The more makeshift cafés in Lamastre were on the roads leading in to the centre of town, often just a front room with a few chairs round a table for the customers but always with space somewhere at the back to stable the animals which had drawn the cart in to market. After a couple of nips to warm up on a wintry day, the farmers would take their produce to sell, returning at the end of the morning for another glass or two before hitching up the beasts and setting off on the journey back to their farms in the hills.
These trips were often long and hard going for the animals, which might be oxen, mules, horses or sometimes even cows, and refreshment was provided for them too along the way. Flashing past in a car it is easy to miss the drinking troughs which were placed strategically along the uphill stretches, sometimes adorned with a carved figure, or beautifully covered with a stone arch to keep the water cool and fresh.

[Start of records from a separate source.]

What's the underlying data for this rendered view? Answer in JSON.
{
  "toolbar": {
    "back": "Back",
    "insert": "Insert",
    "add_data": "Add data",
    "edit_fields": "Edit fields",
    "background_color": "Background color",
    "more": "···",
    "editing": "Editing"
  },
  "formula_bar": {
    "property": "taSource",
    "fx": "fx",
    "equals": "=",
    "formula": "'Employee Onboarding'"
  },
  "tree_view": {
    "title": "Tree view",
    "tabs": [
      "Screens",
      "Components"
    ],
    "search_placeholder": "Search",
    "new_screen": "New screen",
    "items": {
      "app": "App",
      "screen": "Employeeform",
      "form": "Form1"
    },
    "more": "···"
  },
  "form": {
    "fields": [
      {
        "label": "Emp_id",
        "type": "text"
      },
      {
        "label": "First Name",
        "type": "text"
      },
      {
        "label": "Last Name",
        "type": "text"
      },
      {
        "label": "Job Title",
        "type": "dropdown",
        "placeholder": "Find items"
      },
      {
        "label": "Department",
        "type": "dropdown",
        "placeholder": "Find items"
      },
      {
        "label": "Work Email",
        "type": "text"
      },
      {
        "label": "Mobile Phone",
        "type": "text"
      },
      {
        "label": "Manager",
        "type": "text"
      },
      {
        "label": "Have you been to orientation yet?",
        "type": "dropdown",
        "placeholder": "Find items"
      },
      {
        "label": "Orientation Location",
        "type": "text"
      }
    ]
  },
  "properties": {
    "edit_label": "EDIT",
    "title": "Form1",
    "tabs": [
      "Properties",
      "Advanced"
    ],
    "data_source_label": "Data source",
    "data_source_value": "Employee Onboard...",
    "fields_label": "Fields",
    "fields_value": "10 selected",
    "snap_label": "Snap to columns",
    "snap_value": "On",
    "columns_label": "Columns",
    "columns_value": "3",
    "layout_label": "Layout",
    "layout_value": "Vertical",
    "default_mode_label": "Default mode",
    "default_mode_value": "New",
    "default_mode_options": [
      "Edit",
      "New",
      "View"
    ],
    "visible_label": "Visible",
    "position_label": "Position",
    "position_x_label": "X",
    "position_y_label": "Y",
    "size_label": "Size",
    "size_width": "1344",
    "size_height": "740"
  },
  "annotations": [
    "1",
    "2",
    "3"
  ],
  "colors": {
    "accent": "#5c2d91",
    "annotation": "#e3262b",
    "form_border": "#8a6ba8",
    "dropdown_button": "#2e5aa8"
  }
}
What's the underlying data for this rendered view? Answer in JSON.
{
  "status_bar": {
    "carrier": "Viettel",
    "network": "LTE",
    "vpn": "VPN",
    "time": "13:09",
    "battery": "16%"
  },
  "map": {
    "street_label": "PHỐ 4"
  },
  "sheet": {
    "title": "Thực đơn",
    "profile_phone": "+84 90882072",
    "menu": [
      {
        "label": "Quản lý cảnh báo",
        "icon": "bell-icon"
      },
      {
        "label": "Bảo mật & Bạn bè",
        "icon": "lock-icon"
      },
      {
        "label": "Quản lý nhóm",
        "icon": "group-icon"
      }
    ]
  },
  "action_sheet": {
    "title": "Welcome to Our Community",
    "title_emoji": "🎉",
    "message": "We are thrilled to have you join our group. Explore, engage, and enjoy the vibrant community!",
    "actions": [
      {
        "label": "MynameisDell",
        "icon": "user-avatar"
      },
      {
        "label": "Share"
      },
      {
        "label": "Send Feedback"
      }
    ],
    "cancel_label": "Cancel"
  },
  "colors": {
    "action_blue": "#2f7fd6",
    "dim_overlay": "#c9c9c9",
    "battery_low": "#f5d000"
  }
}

With the arrival of motorised vehicles many roads had to be re routed to avoid gradients which were possible for animals but too steep for the earliest internal combustion engines. We are always amused by the old road to the village of St Prix. A little chapel stands on the steep stretch before the village, which was apparently built to discourage, or perhaps defuse, the continuous cursing of the carters as their animals laboured their way up the hill!
Like the wayside crosses which still mark some intersections, these relics of a slower pace of life and transport are mostly ignored today, but in the attractive village of les Nonnières our friend Isabelle has had a lovely idea. She is a mosaicist and recently got the villagers together to create a special mosaic treatment of this trough, which used to be the communal water supply. The result is a cheerful tribute to these once essential features of country life.
One thought on “One for the road”
A perfect example of The Paradox of Progress – but what is the answer? Mine is that we should relax regulation much more than single-issue campaigners can ever think appropriate.